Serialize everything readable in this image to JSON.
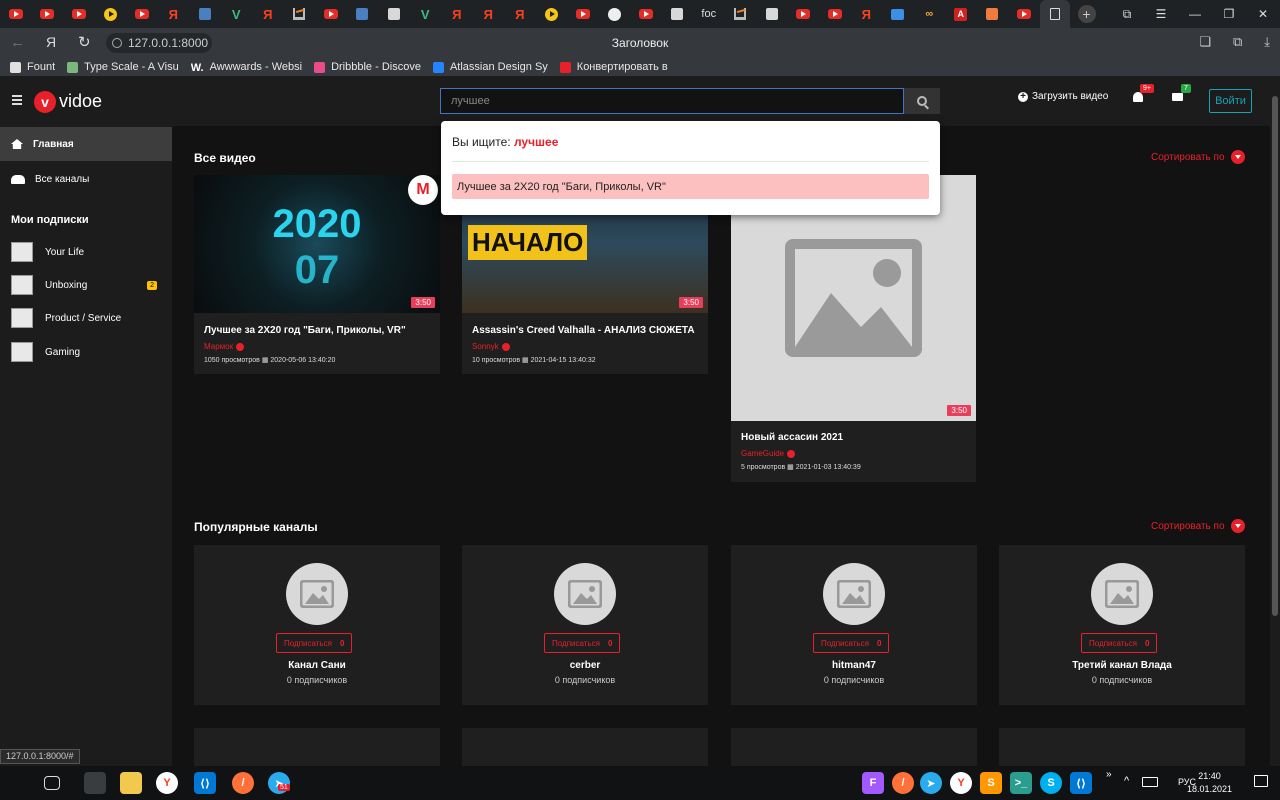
{
  "browser": {
    "tabs": [
      "youtube",
      "youtube",
      "youtube",
      "play",
      "youtube",
      "yandex",
      "sq-blue",
      "vue",
      "yandex",
      "stackoverflow",
      "youtube",
      "sq-blue",
      "sq-white",
      "vue",
      "yandex",
      "yandex",
      "yandex",
      "play",
      "youtube",
      "github",
      "youtube",
      "sq-white",
      "text",
      "stackoverflow",
      "sq-white",
      "youtube",
      "youtube",
      "yandex",
      "chat",
      "link",
      "a",
      "sq-orange",
      "youtube"
    ],
    "tab_text": "foc",
    "url": "127.0.0.1:8000",
    "title": "Заголовок",
    "yandex_glyph": "Я",
    "bookmarks": [
      {
        "label": "Fount",
        "color": "#e0e0e0"
      },
      {
        "label": "Type Scale - A Visu",
        "color": "#7cb87c"
      },
      {
        "label": "Awwwards - Websi",
        "color": "#ffffff",
        "prefix": "W."
      },
      {
        "label": "Dribbble - Discove",
        "color": "#ea4c89"
      },
      {
        "label": "Atlassian Design Sy",
        "color": "#2684ff"
      },
      {
        "label": "Конвертировать в",
        "color": "#e8202a"
      }
    ]
  },
  "header": {
    "logo_letter": "v",
    "logo_text": "vidoe",
    "search_value": "лучшее",
    "upload_label": "Загрузить видео",
    "notif_count": "9+",
    "mail_count": "7",
    "login_label": "Войти"
  },
  "search_dropdown": {
    "prefix": "Вы ищите: ",
    "query": "лучшее",
    "results": [
      "Лучшее за 2X20 год \"Баги, Приколы, VR\""
    ]
  },
  "sidebar": {
    "items": [
      {
        "label": "Главная",
        "icon": "home-icon"
      },
      {
        "label": "Все каналы",
        "icon": "users-icon"
      }
    ],
    "subs_heading": "Мои подписки",
    "subs": [
      {
        "label": "Your Life",
        "badge": ""
      },
      {
        "label": "Unboxing",
        "badge": "2"
      },
      {
        "label": "Product / Service",
        "badge": ""
      },
      {
        "label": "Gaming",
        "badge": ""
      }
    ]
  },
  "videos_section": {
    "title": "Все видео",
    "sort_label": "Сортировать по",
    "videos": [
      {
        "title": "Лучшее за 2X20 год \"Баги, Приколы, VR\"",
        "channel": "Мармок",
        "views": "1050 просмотров",
        "date": "2020-05-06 13:40:20",
        "duration": "3:50",
        "thumb_text": "2020"
      },
      {
        "title": "Assassin's Creed Valhalla - АНАЛИЗ СЮЖЕТА",
        "channel": "Sonnyk",
        "views": "10 просмотров",
        "date": "2021-04-15 13:40:32",
        "duration": "3:50",
        "thumb_text": "НАЧАЛО"
      },
      {
        "title": "Новый ассасин 2021",
        "channel": "GameGuide",
        "views": "5 просмотров",
        "date": "2021-01-03 13:40:39",
        "duration": "3:50"
      }
    ]
  },
  "channels_section": {
    "title": "Популярные каналы",
    "sort_label": "Сортировать по",
    "subscribe_label": "Подписаться",
    "channels": [
      {
        "name": "Канал Сани",
        "subscribers": "0 подписчиков",
        "count": "0"
      },
      {
        "name": "cerber",
        "subscribers": "0 подписчиков",
        "count": "0"
      },
      {
        "name": "hitman47",
        "subscribers": "0 подписчиков",
        "count": "0"
      },
      {
        "name": "Третий канал Влада",
        "subscribers": "0 подписчиков",
        "count": "0"
      }
    ]
  },
  "status_url": "127.0.0.1:8000/#",
  "taskbar": {
    "lang": "РУС",
    "time": "21:40",
    "date": "18.01.2021",
    "telegram_badge": "51"
  }
}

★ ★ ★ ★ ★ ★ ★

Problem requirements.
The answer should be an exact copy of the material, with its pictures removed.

Output.
Serialize everything readable in this image to JSON.
{
  "browser": {
    "tabs": [
      "youtube",
      "youtube",
      "youtube",
      "play",
      "youtube",
      "yandex",
      "sq-blue",
      "vue",
      "yandex",
      "stackoverflow",
      "youtube",
      "sq-blue",
      "sq-white",
      "vue",
      "yandex",
      "yandex",
      "yandex",
      "play",
      "youtube",
      "github",
      "youtube",
      "sq-white",
      "text",
      "stackoverflow",
      "sq-white",
      "youtube",
      "youtube",
      "yandex",
      "chat",
      "link",
      "a",
      "sq-orange",
      "youtube"
    ],
    "tab_text": "foc",
    "url": "127.0.0.1:8000",
    "title": "Заголовок",
    "yandex_glyph": "Я",
    "bookmarks": [
      {
        "label": "Fount",
        "color": "#e0e0e0"
      },
      {
        "label": "Type Scale - A Visu",
        "color": "#7cb87c"
      },
      {
        "label": "Awwwards - Websi",
        "color": "#ffffff",
        "prefix": "W."
      },
      {
        "label": "Dribbble - Discove",
        "color": "#ea4c89"
      },
      {
        "label": "Atlassian Design Sy",
        "color": "#2684ff"
      },
      {
        "label": "Конвертировать в",
        "color": "#e8202a"
      }
    ]
  },
  "header": {
    "logo_letter": "v",
    "logo_text": "vidoe",
    "search_value": "лучшее",
    "upload_label": "Загрузить видео",
    "notif_count": "9+",
    "mail_count": "7",
    "login_label": "Войти"
  },
  "search_dropdown": {
    "prefix": "Вы ищите: ",
    "query": "лучшее",
    "results": [
      "Лучшее за 2X20 год \"Баги, Приколы, VR\""
    ]
  },
  "sidebar": {
    "items": [
      {
        "label": "Главная",
        "icon": "home-icon"
      },
      {
        "label": "Все каналы",
        "icon": "users-icon"
      }
    ],
    "subs_heading": "Мои подписки",
    "subs": [
      {
        "label": "Your Life",
        "badge": ""
      },
      {
        "label": "Unboxing",
        "badge": "2"
      },
      {
        "label": "Product / Service",
        "badge": ""
      },
      {
        "label": "Gaming",
        "badge": ""
      }
    ]
  },
  "videos_section": {
    "title": "Все видео",
    "sort_label": "Сортировать по",
    "videos": [
      {
        "title": "Лучшее за 2X20 год \"Баги, Приколы, VR\"",
        "channel": "Мармок",
        "views": "1050 просмотров",
        "date": "2020-05-06 13:40:20",
        "duration": "3:50",
        "thumb_text": "2020"
      },
      {
        "title": "Assassin's Creed Valhalla - АНАЛИЗ СЮЖЕТА",
        "channel": "Sonnyk",
        "views": "10 просмотров",
        "date": "2021-04-15 13:40:32",
        "duration": "3:50",
        "thumb_text": "НАЧАЛО"
      },
      {
        "title": "Новый ассасин 2021",
        "channel": "GameGuide",
        "views": "5 просмотров",
        "date": "2021-01-03 13:40:39",
        "duration": "3:50"
      }
    ]
  },
  "channels_section": {
    "title": "Популярные каналы",
    "sort_label": "Сортировать по",
    "subscribe_label": "Подписаться",
    "channels": [
      {
        "name": "Канал Сани",
        "subscribers": "0 подписчиков",
        "count": "0"
      },
      {
        "name": "cerber",
        "subscribers": "0 подписчиков",
        "count": "0"
      },
      {
        "name": "hitman47",
        "subscribers": "0 подписчиков",
        "count": "0"
      },
      {
        "name": "Третий канал Влада",
        "subscribers": "0 подписчиков",
        "count": "0"
      }
    ]
  },
  "status_url": "127.0.0.1:8000/#",
  "taskbar": {
    "lang": "РУС",
    "time": "21:40",
    "date": "18.01.2021",
    "telegram_badge": "51"
  }
}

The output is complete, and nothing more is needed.